Bullhead Movie Review
Foreign films are cool. Because they're foreign, and they speak foreign languages, and they have plots you'd never see in America, like Bullhead, about a steroid-fueled cattle farmer named Jacky Vanmarsenille who gets involved with a criminal meat trader (those exist?) and is forced to face his tragic childhood as federal agents begin to investigate an assassination of one of their colleagues... Who comes up with this stuff?
Oh yeah. People like writer/director Michael R. Roskam, who makes movies, like Bullhead, that are nominated for Academy Awards.
Bullhead is up for Best Foreign Language Film, and you can see why. Its premise is just kooky enough, its characters just colorful enough and its plot just sad and disturbing enough to work in ways that it has no right to.
Roskam uses a somber pallet to paint the Belgium countryside as a dark, depressing place full of secrets and innocence lost. Every aspect of the movie feeds from this canvas, from its collection of colorful but tragic characters to its seedy and strange but far from wild story.
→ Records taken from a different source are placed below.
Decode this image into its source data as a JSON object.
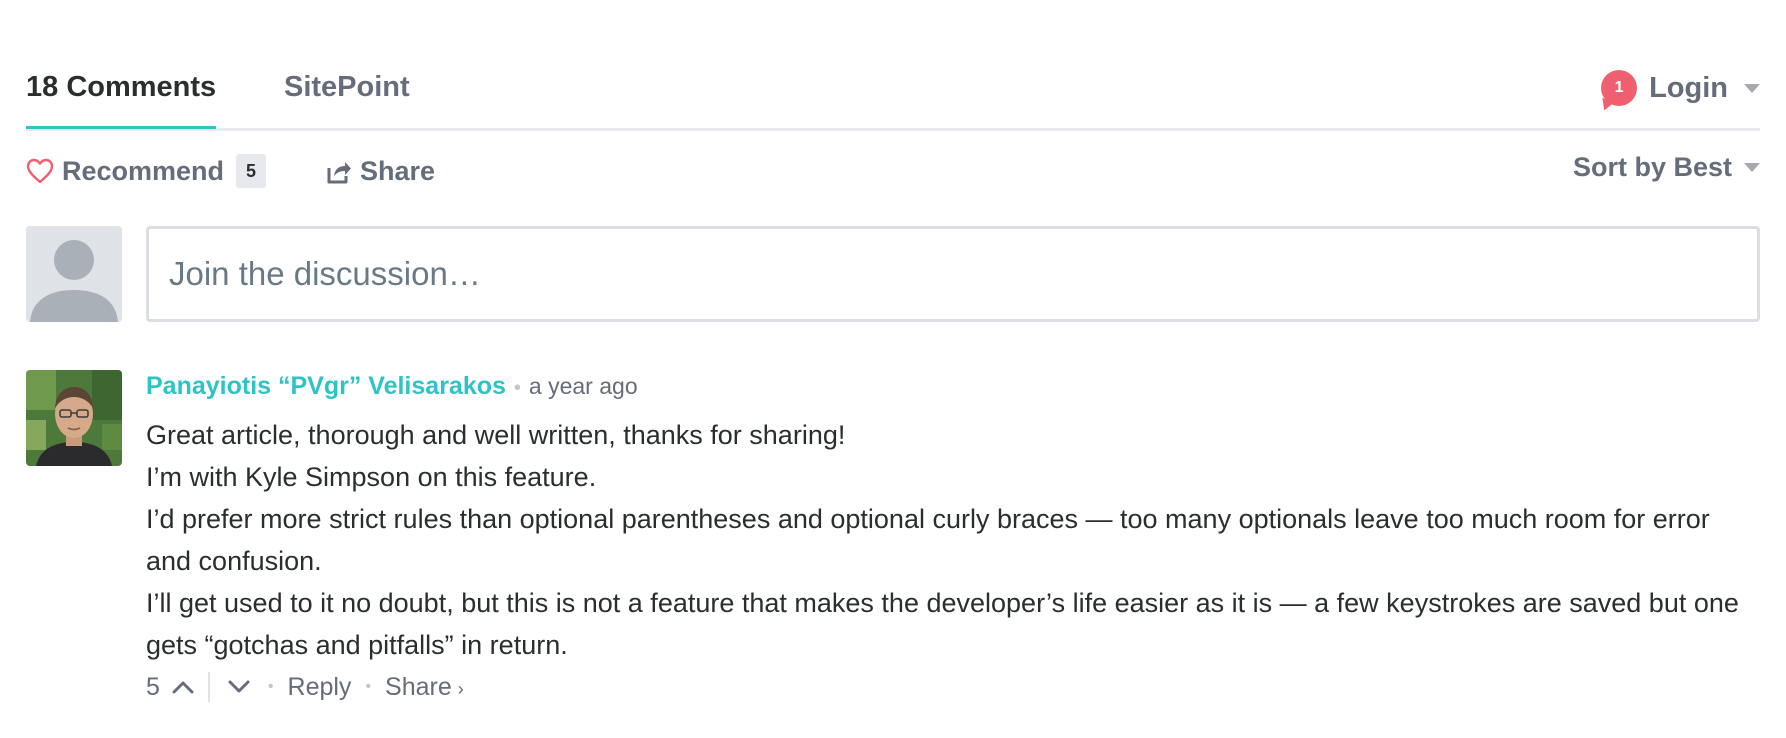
{
  "nav": {
    "tabs": [
      {
        "label": "18 Comments"
      },
      {
        "label": "SitePoint"
      }
    ],
    "notification_count": "1",
    "login_label": "Login"
  },
  "toolbar": {
    "recommend_label": "Recommend",
    "recommend_count": "5",
    "share_label": "Share",
    "sort_label": "Sort by Best"
  },
  "composer": {
    "placeholder": "Join the discussion…"
  },
  "comment": {
    "author": "Panayiotis “PVgr” Velisarakos",
    "time": "a year ago",
    "paragraphs": [
      "Great article, thorough and well written, thanks for sharing!",
      "I’m with Kyle Simpson on this feature.",
      "I’d prefer more strict rules than optional parentheses and optional curly braces — too many optionals leave too much room for error and confusion.",
      "I’ll get used to it no doubt, but this is not a feature that makes the developer’s life easier as it is — a few keystrokes are saved but one gets “gotchas and pitfalls” in return."
    ],
    "votes": "5",
    "reply_label": "Reply",
    "share_label": "Share",
    "share_chevron": "›"
  },
  "colors": {
    "accent": "#2ec4c6",
    "notification": "#f05f70",
    "heart": "#f05f70",
    "text_muted": "#656c7a",
    "text_main": "#2a2e2e"
  },
  "icons": {
    "heart": "heart-icon",
    "share": "share-icon",
    "upvote": "chevron-up-icon",
    "downvote": "chevron-down-icon",
    "caret": "caret-down-icon",
    "avatar_placeholder": "user-silhouette-icon"
  }
}
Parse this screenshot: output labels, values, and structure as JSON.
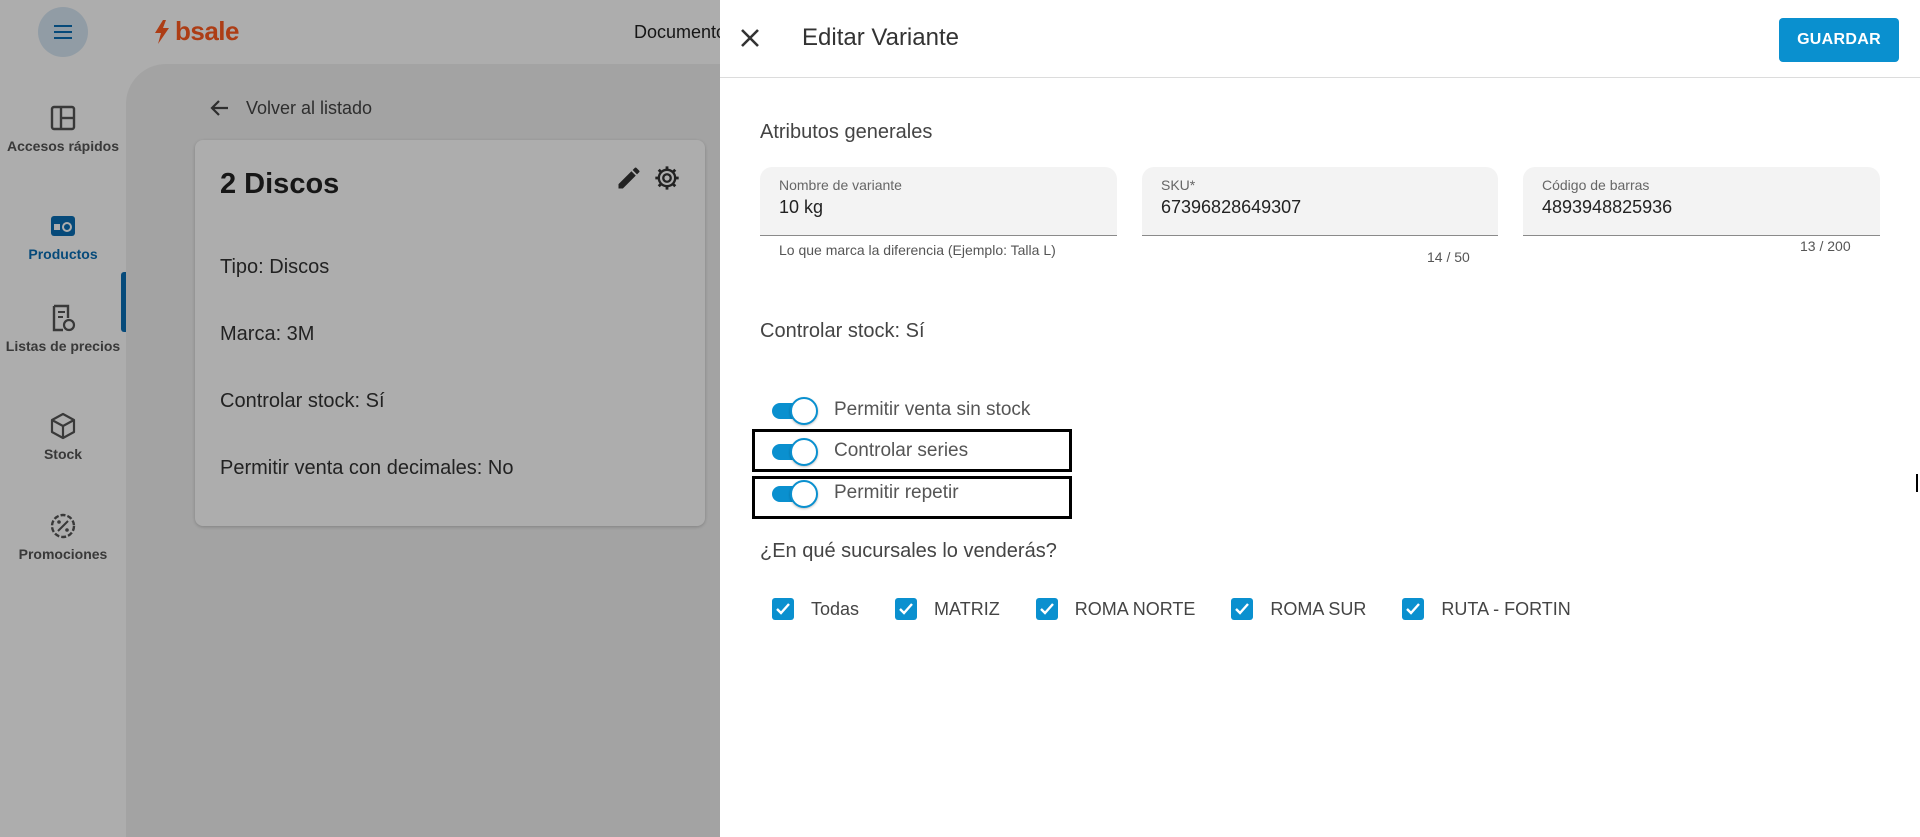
{
  "app": {
    "brand": "bsale",
    "top_nav": "Documento",
    "sidebar": {
      "items": [
        {
          "label": "Accesos rápidos",
          "icon": "dashboard-icon"
        },
        {
          "label": "Productos",
          "icon": "products-icon",
          "active": true
        },
        {
          "label": "Listas de precios",
          "icon": "price-list-icon"
        },
        {
          "label": "Stock",
          "icon": "box-icon"
        },
        {
          "label": "Promociones",
          "icon": "promotion-icon"
        }
      ]
    },
    "back_link": "Volver al listado",
    "product_card": {
      "title": "2 Discos",
      "lines": [
        "Tipo: Discos",
        "Marca: 3M",
        "Controlar stock: Sí",
        "Permitir venta con decimales: No"
      ]
    }
  },
  "drawer": {
    "title": "Editar Variante",
    "save_label": "GUARDAR",
    "general_title": "Atributos generales",
    "fields": [
      {
        "label": "Nombre de variante",
        "value": "10 kg",
        "hint": "Lo que marca la diferencia (Ejemplo: Talla L)"
      },
      {
        "label": "SKU*",
        "value": "67396828649307",
        "counter": "14 / 50"
      },
      {
        "label": "Código de barras",
        "value": "4893948825936",
        "counter": "13 / 200"
      }
    ],
    "stock_control": "Controlar stock: Sí",
    "toggles": [
      {
        "label": "Permitir venta sin stock",
        "on": true
      },
      {
        "label": "Controlar series",
        "on": true
      },
      {
        "label": "Permitir repetir",
        "on": true
      }
    ],
    "branches_title": "¿En qué sucursales lo venderás?",
    "branches": [
      {
        "label": "Todas",
        "checked": true
      },
      {
        "label": "MATRIZ",
        "checked": true
      },
      {
        "label": "ROMA NORTE",
        "checked": true
      },
      {
        "label": "ROMA SUR",
        "checked": true
      },
      {
        "label": "RUTA - FORTIN",
        "checked": true
      }
    ]
  },
  "colors": {
    "accent": "#0a90cf",
    "brand": "#ff5a1f",
    "sidebar_active": "#0a6eb4"
  }
}
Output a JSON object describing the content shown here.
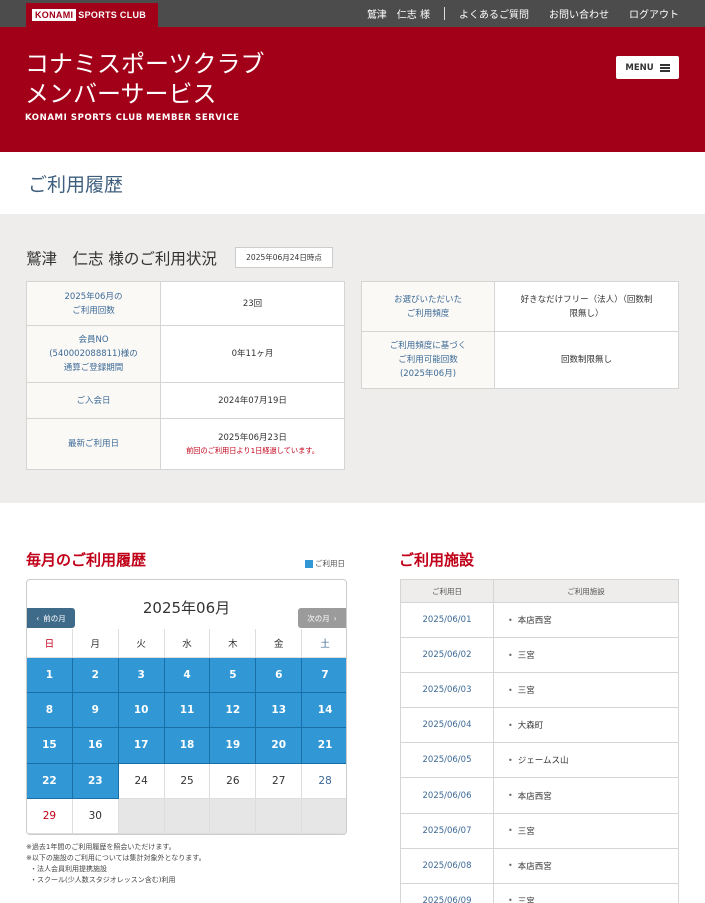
{
  "header": {
    "logo_mark": "KONAMI",
    "logo_text": "SPORTS CLUB",
    "user": "鷲津　仁志 様",
    "links": [
      "よくあるご質問",
      "お問い合わせ",
      "ログアウト"
    ]
  },
  "hero": {
    "title_line1": "コナミスポーツクラブ",
    "title_line2": "メンバーサービス",
    "subtitle": "KONAMI SPORTS CLUB MEMBER SERVICE",
    "menu_label": "MENU"
  },
  "page_title": "ご利用履歴",
  "status": {
    "heading": "鷲津　仁志 様のご利用状況",
    "as_of": "2025年06月24日時点",
    "left": {
      "monthly_label_1": "2025年06月の",
      "monthly_label_2": "ご利用回数",
      "monthly_value": "23回",
      "member_label_1": "会員NO",
      "member_label_2": "(540002088811)様の",
      "member_label_3": "通算ご登録期間",
      "member_value": "0年11ヶ月",
      "join_label": "ご入会日",
      "join_value": "2024年07月19日",
      "last_label": "最新ご利用日",
      "last_value": "2025年06月23日",
      "last_note": "前回のご利用日より1日経過しています。"
    },
    "right": {
      "freq_label_1": "お選びいただいた",
      "freq_label_2": "ご利用頻度",
      "freq_value_1": "好きなだけフリー（法人）（回数制",
      "freq_value_2": "限無し）",
      "avail_label_1": "ご利用頻度に基づく",
      "avail_label_2": "ご利用可能回数",
      "avail_label_3": "(2025年06月)",
      "avail_value": "回数制限無し"
    }
  },
  "monthly": {
    "title": "毎月のご利用履歴",
    "legend": "ご利用日",
    "calendar": {
      "month": "2025年06月",
      "prev": "前の月",
      "next": "次の月",
      "weekdays": [
        "日",
        "月",
        "火",
        "水",
        "木",
        "金",
        "土"
      ],
      "used_days": [
        1,
        2,
        3,
        4,
        5,
        6,
        7,
        8,
        9,
        10,
        11,
        12,
        13,
        14,
        15,
        16,
        17,
        18,
        19,
        20,
        21,
        22,
        23
      ],
      "days_in_month": 30,
      "first_weekday": 0
    },
    "notes": [
      "※過去1年間のご利用履歴を照会いただけます。",
      "※以下の施設のご利用については集計対象外となります。",
      "・法人会員利用提携施設",
      "・スクール(少人数スタジオレッスン含む)利用"
    ]
  },
  "facilities": {
    "title": "ご利用施設",
    "col_date": "ご利用日",
    "col_facility": "ご利用施設",
    "rows": [
      {
        "date": "2025/06/01",
        "facility": "本店西宮"
      },
      {
        "date": "2025/06/02",
        "facility": "三宮"
      },
      {
        "date": "2025/06/03",
        "facility": "三宮"
      },
      {
        "date": "2025/06/04",
        "facility": "大森町"
      },
      {
        "date": "2025/06/05",
        "facility": "ジェームス山"
      },
      {
        "date": "2025/06/06",
        "facility": "本店西宮"
      },
      {
        "date": "2025/06/07",
        "facility": "三宮"
      },
      {
        "date": "2025/06/08",
        "facility": "本店西宮"
      },
      {
        "date": "2025/06/09",
        "facility": "三宮"
      }
    ]
  },
  "colors": {
    "brand_red": "#a20019",
    "used_blue": "#3298d5",
    "topbar": "#4c4c4c"
  }
}
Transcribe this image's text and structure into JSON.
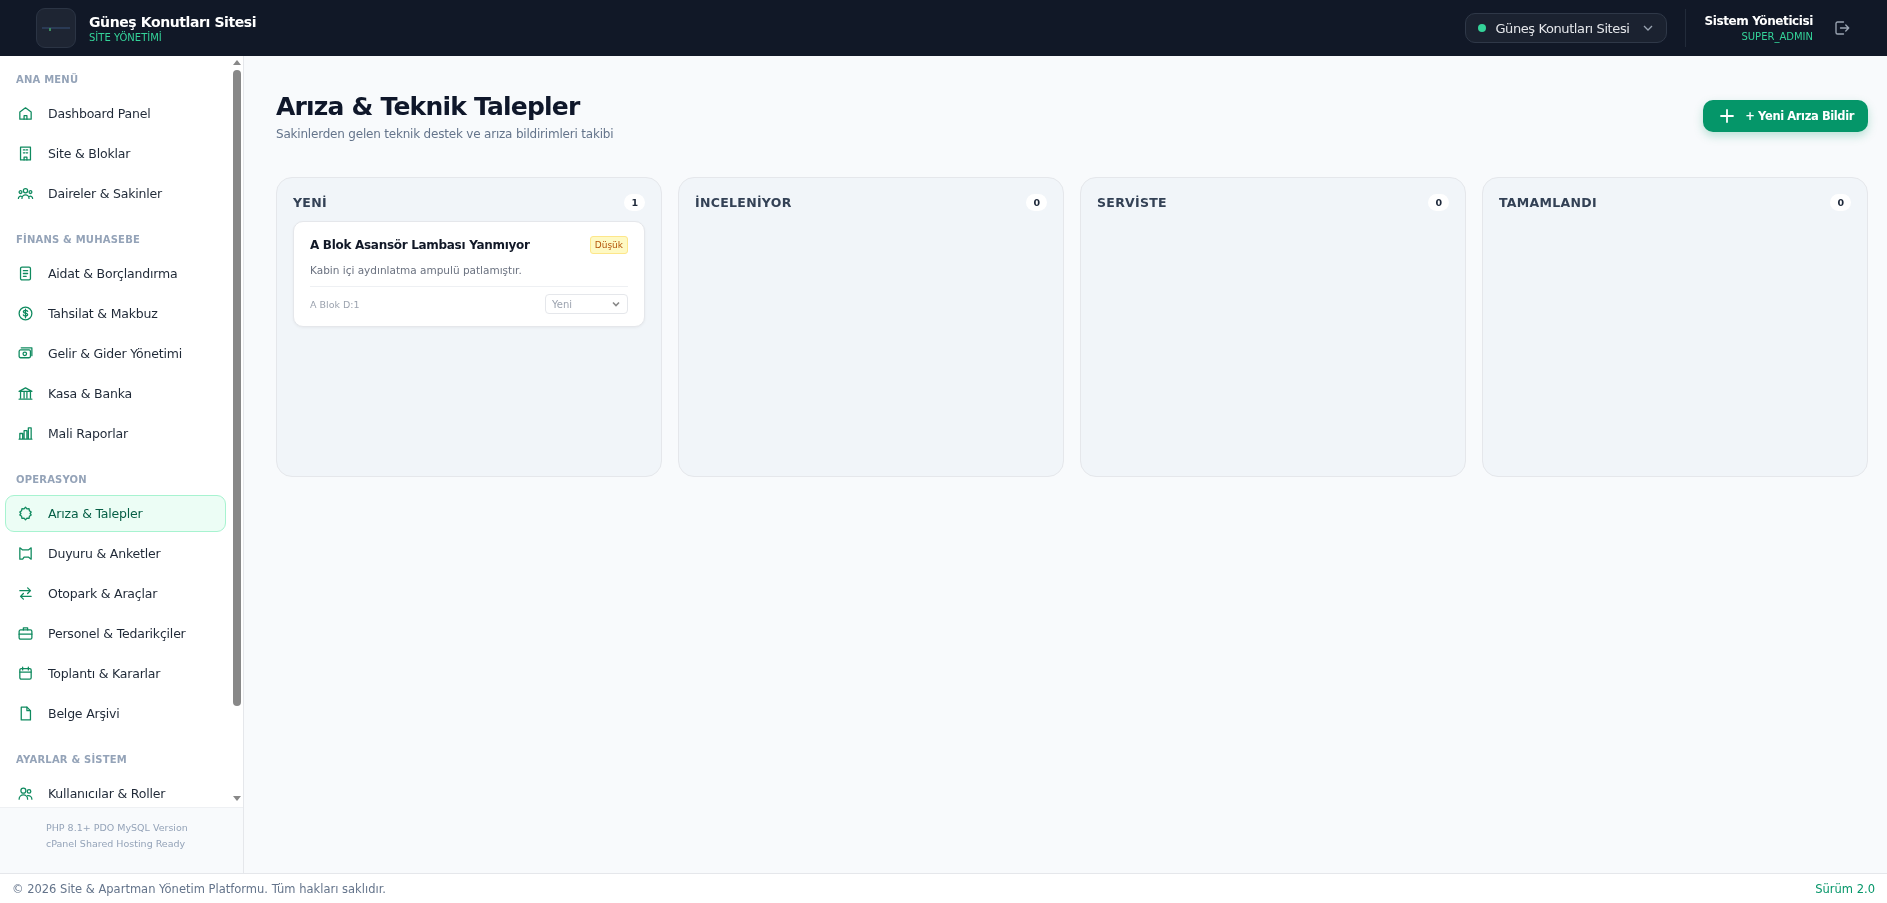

Matthias Schoenarrts turns in one of the oddest, subtlest and confusing performances in memory. He is both the film's greatest piece and its big weakness. He plays a meathead -or in this case, a Bullhead - a slightly simple but far from stupid young man whose identity is lost in a swirling concoction of steroids and hormones. He's Lennie Small on steroids - literally - someone who wants to do good but can't, his destiny predetermined by a childhood incident that is shocking and too disturbing to put into words here.
Schoenarrts plays the role perfectly, and yet the character is so distant, so locked away from what he once was that it's nearly impossible to relate to him. There's a small part of me that feels for Jacky, but mainly he deserves what he gets. He's the protagonist and antagonist and Roskam's decision to leave which he is in the end up to the audience doesn't entirely work.
When the end credits rolled, Bullhead left me shrugging my shoulders, not at the movie per se but at the character the movie is about. He suffered, he lived and he made decisions that defined his life. What happens to him is shrug worthy. Maybe that's the point, but I wish it wasn't. It's hard to say whether Schoenaerts' performance is fantastic or forgettable.
Still, there's something about Bullhead that's alluring. The fact that you never know how you're supposed to feel. The realization that if not for one minute decision as a child, Jacky would have been an entirely different person. The acceptance that foreign films are cool, because they are in foreign languages and have plots about beefed up cattle farmers that get involved with criminals and murder. That's Bullhead.
Review by Erik Samdahl unless otherwise indicated.